But my enduring memory of the moving day, after all the boxes were unpacked and the stairs climbed, is of dinner arriving. My friend snatched her fiancé’s wallet, pried it open and waved it about saying, ‘breathe, breathe!’: a subtle comment on how seldom his wallet saw the light of day and how liberating he would find it to buy us all dinner.
Thankfully, he laughed. He was, at heart, generous; though by habit very cautious with money. He knew it was good for him that his beloved would, just occasionally, wave his wallet around with great abandon. She gave him a sense of freedom and of joy.
Giving should be like that.
I spent much of today thinking about church finance. You will all know, or be able to guess by now, that finance is neither my love nor my strength. I’m sure that’s why I always hated Monopoly. (Once I had obtained Park Avenue and all the other lovely dark blues, why on earth would I want property in Pennsylvania?)
So, to think and talk about giving and church finance makes me think of people who are better at it than I am. My friend and her fiancé. The school chaplain who very matter-of-factly said, ‘I’ve learned that if I give 10% away even when there is no way I can reasonably afford to, God makes it work out.’ The then French-teacher who would get all stressed in late November, looking for more people to send money to since she hadn’t given enough away.
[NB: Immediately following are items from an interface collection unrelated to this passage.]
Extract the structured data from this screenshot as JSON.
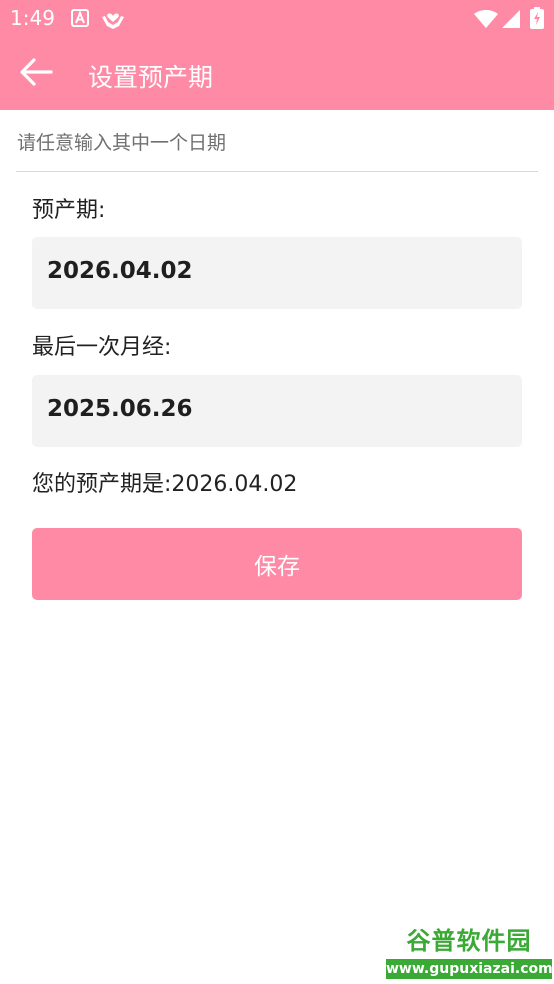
{
  "status_bar": {
    "time": "1:49",
    "left_icons": [
      "font-a-icon",
      "hands-heart-icon"
    ],
    "right_icons": [
      "wifi-icon",
      "signal-icon",
      "battery-icon"
    ]
  },
  "toolbar": {
    "back_icon": "arrow-left-icon",
    "title": "设置预产期"
  },
  "hint": "请任意输入其中一个日期",
  "due_date": {
    "label": "预产期:",
    "value": "2026.04.02"
  },
  "last_period": {
    "label": "最后一次月经:",
    "value": "2025.06.26"
  },
  "result": {
    "label": "您的预产期是:",
    "value": "2026.04.02"
  },
  "save_label": "保存",
  "watermark": {
    "title": "谷普软件园",
    "url": "www.gupuxiazai.com"
  },
  "colors": {
    "accent": "#ff8aa5",
    "field_bg": "#f3f3f3",
    "hint_text": "#707070",
    "watermark_green": "#3aa935"
  }
}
I am thankful for these people who were unembarrassed to speak of giving. Who thought tithing was natural. Who could wave wallets and cheque-books around freely saying ‘breathe, breathe.’
A few deep breaths like that, and we might even be able to avoid the sharp gasp that comes of seeing treasurer’s balance sheet.